On the audio front, Lawo will be highlighting the live production capabilities of its combined mc² mixing console and A__UHD Core/Power Core offering. New at IBC are the HOME Apps for the company’s HOME IP management platform. These include a Multiviewer, UDX Converter, Stream Transcoder and Graphic Inserter. Each is based on a flexible microservice architecture, and supports the main broadcast standards and protocols, including SMPTE ST 2110, SRT, JPEG XS and NDI.

Wireless microphones are as key to live AV productions as they are to broadcasting. Sennheiser will be showcasing the fifth generation of its Evolution systems, which include the EW-DP fully digital UHF wireless mic that now features a new portable design. 

The EW-DP EK receiver offers a magnetic stacking system, which can be controlled remotely using the Smart Assist app. New for this year is the EW-DP SKP plug-on transmitter, due to be launched in late October. This is designed to turn any wired XLR microphone into a wireless unit and also features a recording function.

Sound Devices is to highlight the latest additions to its Astral range of wireless products, which is intended to be a complete ecosystem of devices to streamline wireless audio processes. Among these are the A20-TX digital wireless body pack transmitter, A20-Nexus and A20-Nexus Go multichannel true diversity wireless receivers, which have 169-1525 MHz global tuning range through Sound Devices’ proprietary SpectraBand technology.

In the last few years wireless mic manufacturers have been introducing technologies to optimise reduced frequency spectrum. To this end Shure will demonstrate the Axient Digital AD600 spectrum manager, WAVETOOL and the recent upgrade to Shure Software, the Wireless Workbench 7.

AoIP is now well-established in both AV and broadcast, with Audinate Dante as the dominant format. During IBC, Audinate will show Dante Connect, a suite of software applications for cloud-based broadcast production, and the Dante AV range of hardware and software systems that enable manufacturers and end users to add networked video to the Dante platform.

Intercom is an area of audio where IP has made a particular impact, which is reflected in major manufacturers continuing to introduce products featuring the technology. Clear-Com’s latest advances in IP include the Eclipse HX Digital Matrix intercom system, which includes Dynam-EC real-time production software and the new 2X10 Touch desktop touchscreen panel. Demos will be given of the IP-based Arcadia Central Station, key to which is the HXII-DPL Powerline IP interface that connects Arcadia to a HelixNet digital network systems.

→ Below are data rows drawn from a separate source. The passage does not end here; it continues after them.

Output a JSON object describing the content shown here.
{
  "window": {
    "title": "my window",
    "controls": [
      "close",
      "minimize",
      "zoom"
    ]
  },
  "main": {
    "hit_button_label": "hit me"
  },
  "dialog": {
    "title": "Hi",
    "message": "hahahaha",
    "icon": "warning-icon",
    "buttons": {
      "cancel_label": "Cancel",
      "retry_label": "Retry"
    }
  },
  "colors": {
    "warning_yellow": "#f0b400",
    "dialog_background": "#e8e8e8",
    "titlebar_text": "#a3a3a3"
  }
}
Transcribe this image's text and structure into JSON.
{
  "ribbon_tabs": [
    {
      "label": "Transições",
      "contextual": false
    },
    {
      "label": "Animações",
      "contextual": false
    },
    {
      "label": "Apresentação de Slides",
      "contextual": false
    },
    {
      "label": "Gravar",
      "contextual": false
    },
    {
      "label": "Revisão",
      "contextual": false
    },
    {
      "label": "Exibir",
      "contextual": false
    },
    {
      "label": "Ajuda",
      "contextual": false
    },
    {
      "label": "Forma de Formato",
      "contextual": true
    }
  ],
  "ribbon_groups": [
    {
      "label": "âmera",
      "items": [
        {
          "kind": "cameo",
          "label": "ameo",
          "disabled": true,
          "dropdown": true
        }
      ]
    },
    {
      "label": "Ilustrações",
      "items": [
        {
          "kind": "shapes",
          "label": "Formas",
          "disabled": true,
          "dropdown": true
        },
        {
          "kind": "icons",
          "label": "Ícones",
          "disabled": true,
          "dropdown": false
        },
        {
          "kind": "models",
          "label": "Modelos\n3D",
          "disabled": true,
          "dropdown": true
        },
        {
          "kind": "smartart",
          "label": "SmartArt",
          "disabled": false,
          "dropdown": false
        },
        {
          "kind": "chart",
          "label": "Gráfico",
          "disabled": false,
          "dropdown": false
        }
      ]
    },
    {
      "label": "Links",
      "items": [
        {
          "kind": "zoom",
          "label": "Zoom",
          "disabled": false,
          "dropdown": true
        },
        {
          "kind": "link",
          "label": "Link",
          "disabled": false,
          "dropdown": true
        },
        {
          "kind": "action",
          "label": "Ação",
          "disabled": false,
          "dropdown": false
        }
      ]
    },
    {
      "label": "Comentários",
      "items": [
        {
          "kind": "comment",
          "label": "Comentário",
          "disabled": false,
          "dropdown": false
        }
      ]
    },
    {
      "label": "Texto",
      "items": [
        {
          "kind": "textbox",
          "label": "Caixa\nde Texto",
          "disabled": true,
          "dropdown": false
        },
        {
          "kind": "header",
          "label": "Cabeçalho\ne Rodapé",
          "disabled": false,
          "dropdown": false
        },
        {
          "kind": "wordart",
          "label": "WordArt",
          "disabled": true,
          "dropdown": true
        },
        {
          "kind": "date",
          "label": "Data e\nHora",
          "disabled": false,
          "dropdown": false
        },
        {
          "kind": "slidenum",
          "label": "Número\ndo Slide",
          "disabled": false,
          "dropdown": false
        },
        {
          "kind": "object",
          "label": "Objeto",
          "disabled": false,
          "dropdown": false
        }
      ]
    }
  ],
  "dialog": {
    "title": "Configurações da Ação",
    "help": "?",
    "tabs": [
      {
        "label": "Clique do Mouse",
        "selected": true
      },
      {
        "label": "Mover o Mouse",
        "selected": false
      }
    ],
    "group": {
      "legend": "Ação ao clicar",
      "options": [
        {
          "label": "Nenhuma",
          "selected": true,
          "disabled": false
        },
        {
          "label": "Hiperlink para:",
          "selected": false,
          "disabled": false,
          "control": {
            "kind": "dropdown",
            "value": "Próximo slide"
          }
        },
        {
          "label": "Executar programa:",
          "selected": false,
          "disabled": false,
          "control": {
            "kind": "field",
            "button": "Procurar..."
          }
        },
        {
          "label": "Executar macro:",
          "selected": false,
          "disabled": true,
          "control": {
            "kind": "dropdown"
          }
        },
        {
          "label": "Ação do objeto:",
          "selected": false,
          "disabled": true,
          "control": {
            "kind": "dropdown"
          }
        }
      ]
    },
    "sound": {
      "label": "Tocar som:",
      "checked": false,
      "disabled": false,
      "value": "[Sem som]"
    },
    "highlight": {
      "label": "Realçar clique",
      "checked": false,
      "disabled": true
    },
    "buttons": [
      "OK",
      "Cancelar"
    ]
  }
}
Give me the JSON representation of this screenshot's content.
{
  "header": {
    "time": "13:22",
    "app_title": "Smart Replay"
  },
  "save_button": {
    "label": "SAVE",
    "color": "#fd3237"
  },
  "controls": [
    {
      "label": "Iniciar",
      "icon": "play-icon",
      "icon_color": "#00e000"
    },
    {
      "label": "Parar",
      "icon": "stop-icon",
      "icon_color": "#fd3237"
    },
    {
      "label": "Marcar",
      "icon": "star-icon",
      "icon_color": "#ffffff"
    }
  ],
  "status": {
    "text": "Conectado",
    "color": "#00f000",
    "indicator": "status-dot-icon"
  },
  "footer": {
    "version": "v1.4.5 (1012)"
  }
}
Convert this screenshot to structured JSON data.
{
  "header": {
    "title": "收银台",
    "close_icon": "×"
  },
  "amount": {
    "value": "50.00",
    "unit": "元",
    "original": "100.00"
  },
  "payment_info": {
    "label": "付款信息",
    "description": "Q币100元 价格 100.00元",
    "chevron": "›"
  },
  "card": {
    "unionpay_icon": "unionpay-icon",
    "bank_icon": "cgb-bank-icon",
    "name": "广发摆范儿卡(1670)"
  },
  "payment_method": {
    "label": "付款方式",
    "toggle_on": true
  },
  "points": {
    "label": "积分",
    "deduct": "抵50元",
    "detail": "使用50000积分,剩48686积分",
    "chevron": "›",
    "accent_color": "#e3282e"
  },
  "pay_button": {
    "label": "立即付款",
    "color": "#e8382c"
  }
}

RTS is moving on with IP through the DSPK-4 digital speaker station, a new addition to the Digital Partyline range. The DSPK-4 is an IP-based wired speaker station with four channels of talk/listen. Users are able to work using either a microphone and speaker set-up or headset, connecting over standard Ethernet or, in the case of headsets, Bluetooth. The DSPK-4 can be used as either a digital party line device and connects to an OMS (OMNEO Main Station) or a matrix key panel for point-to-point communications.

Overall, expect to see more traditional AV-facing manufacturers promoting their broadcast products at IBC 2023, as the lines between AV and broadcast continue to blur. 

IBC 2023: September  15-18 at the Amsterdam RAI.